| TO DO |
Report how many lines in the listing below include the string "chevron", and write nothing more.

****************

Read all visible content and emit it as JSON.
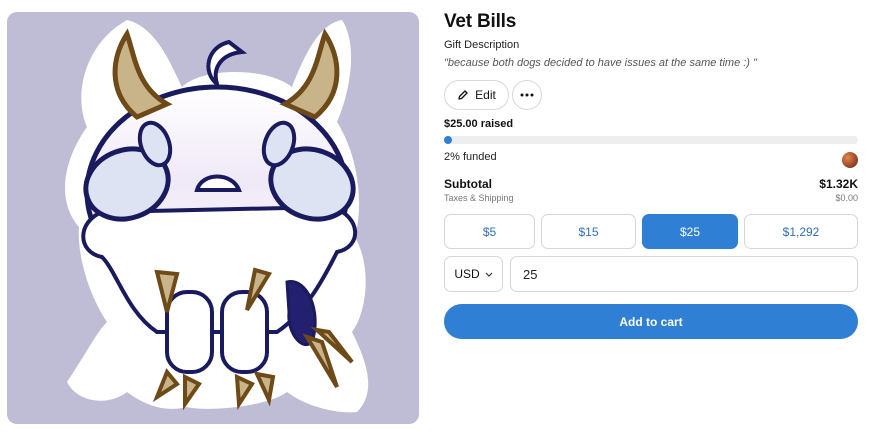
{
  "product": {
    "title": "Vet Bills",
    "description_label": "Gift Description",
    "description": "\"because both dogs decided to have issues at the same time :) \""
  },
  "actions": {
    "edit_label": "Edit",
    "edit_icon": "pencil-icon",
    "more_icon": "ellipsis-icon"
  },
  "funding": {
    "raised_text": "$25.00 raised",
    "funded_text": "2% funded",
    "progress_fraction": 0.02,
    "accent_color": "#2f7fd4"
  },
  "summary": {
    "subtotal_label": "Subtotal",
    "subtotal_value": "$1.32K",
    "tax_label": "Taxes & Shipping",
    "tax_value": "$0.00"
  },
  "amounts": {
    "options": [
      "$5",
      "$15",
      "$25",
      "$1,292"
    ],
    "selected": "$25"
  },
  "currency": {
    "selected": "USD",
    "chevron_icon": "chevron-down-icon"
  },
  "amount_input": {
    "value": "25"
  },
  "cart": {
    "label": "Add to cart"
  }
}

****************

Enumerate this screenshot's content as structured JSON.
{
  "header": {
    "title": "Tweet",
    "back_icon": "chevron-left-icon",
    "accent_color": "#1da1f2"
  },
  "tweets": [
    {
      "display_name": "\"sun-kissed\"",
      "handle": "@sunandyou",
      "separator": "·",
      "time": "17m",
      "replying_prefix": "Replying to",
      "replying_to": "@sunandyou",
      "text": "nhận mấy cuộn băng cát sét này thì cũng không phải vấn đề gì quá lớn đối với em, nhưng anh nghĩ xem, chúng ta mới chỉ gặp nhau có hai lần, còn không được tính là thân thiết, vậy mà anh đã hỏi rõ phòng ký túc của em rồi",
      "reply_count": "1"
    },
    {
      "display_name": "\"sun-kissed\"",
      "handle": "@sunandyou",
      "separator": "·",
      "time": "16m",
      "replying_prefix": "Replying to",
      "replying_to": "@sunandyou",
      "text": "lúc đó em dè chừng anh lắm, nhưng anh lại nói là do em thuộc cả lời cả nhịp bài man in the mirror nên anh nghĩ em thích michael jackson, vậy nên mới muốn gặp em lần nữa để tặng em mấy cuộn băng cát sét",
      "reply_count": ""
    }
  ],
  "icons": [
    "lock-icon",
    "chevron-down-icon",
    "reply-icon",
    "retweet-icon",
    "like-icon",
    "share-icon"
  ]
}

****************

| WORKED SOLUTION |
3